Copy out the entries that follow exactly, leaving out the pictures.

*** Opening of Records shown ***

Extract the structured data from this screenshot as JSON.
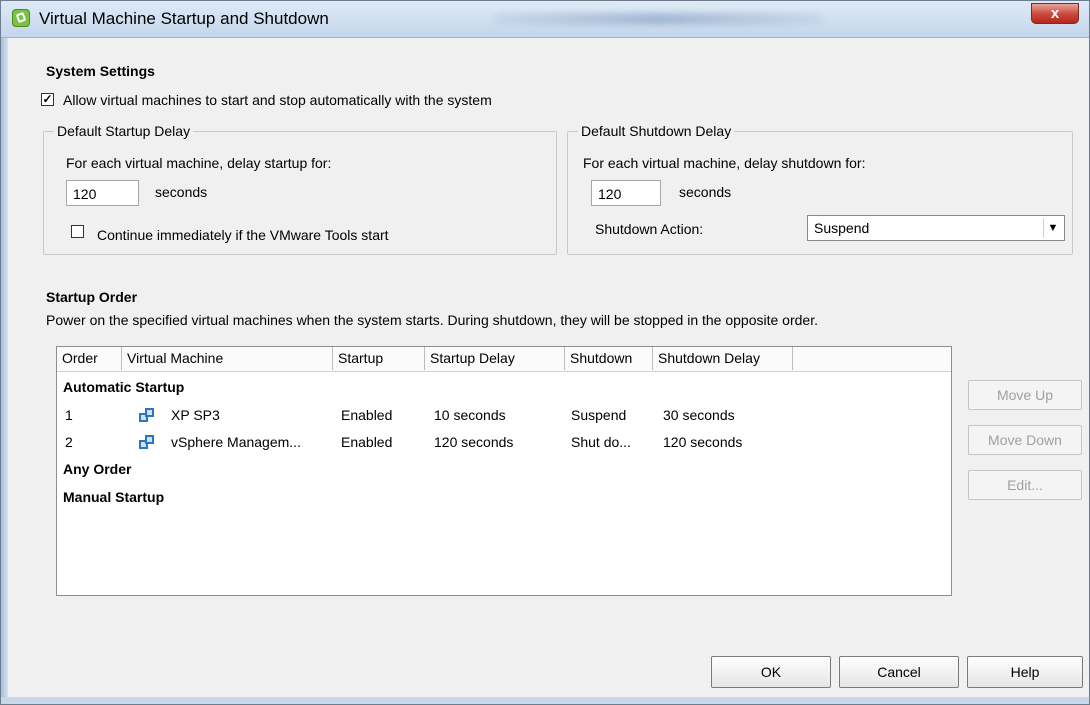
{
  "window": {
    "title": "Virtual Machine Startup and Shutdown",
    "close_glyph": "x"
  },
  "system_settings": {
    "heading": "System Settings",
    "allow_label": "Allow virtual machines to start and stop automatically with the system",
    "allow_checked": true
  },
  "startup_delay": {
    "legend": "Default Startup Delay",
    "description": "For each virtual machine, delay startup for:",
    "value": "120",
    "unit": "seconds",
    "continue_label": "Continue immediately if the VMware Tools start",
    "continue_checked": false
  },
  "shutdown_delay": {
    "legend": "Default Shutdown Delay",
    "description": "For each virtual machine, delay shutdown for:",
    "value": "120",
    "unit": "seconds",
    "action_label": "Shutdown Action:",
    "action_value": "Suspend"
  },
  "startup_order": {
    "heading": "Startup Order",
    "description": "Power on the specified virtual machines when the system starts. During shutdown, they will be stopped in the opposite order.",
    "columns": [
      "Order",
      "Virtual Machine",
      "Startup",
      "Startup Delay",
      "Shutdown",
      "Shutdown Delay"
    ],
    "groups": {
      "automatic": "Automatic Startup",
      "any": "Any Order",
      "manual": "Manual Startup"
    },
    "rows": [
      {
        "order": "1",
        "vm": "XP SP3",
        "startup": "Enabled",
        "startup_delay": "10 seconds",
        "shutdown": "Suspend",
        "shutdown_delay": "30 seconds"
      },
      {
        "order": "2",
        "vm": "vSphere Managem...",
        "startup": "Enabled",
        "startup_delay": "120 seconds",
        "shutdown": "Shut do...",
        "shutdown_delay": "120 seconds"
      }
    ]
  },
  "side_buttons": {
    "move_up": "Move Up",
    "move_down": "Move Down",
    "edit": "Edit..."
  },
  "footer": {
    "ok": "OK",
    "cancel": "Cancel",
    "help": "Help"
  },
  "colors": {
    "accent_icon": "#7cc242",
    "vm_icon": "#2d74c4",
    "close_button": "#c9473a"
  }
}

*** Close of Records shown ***

Task response =>
Extract the structured data from this screenshot as JSON.
{
  "window": {
    "title": "Virtual Machine Startup and Shutdown",
    "close_glyph": "x"
  },
  "system_settings": {
    "heading": "System Settings",
    "allow_label": "Allow virtual machines to start and stop automatically with the system",
    "allow_checked": true
  },
  "startup_delay": {
    "legend": "Default Startup Delay",
    "description": "For each virtual machine, delay startup for:",
    "value": "120",
    "unit": "seconds",
    "continue_label": "Continue immediately if the VMware Tools start",
    "continue_checked": false
  },
  "shutdown_delay": {
    "legend": "Default Shutdown Delay",
    "description": "For each virtual machine, delay shutdown for:",
    "value": "120",
    "unit": "seconds",
    "action_label": "Shutdown Action:",
    "action_value": "Suspend"
  },
  "startup_order": {
    "heading": "Startup Order",
    "description": "Power on the specified virtual machines when the system starts. During shutdown, they will be stopped in the opposite order.",
    "columns": [
      "Order",
      "Virtual Machine",
      "Startup",
      "Startup Delay",
      "Shutdown",
      "Shutdown Delay"
    ],
    "groups": {
      "automatic": "Automatic Startup",
      "any": "Any Order",
      "manual": "Manual Startup"
    },
    "rows": [
      {
        "order": "1",
        "vm": "XP SP3",
        "startup": "Enabled",
        "startup_delay": "10 seconds",
        "shutdown": "Suspend",
        "shutdown_delay": "30 seconds"
      },
      {
        "order": "2",
        "vm": "vSphere Managem...",
        "startup": "Enabled",
        "startup_delay": "120 seconds",
        "shutdown": "Shut do...",
        "shutdown_delay": "120 seconds"
      }
    ]
  },
  "side_buttons": {
    "move_up": "Move Up",
    "move_down": "Move Down",
    "edit": "Edit..."
  },
  "footer": {
    "ok": "OK",
    "cancel": "Cancel",
    "help": "Help"
  },
  "colors": {
    "accent_icon": "#7cc242",
    "vm_icon": "#2d74c4",
    "close_button": "#c9473a"
  }
}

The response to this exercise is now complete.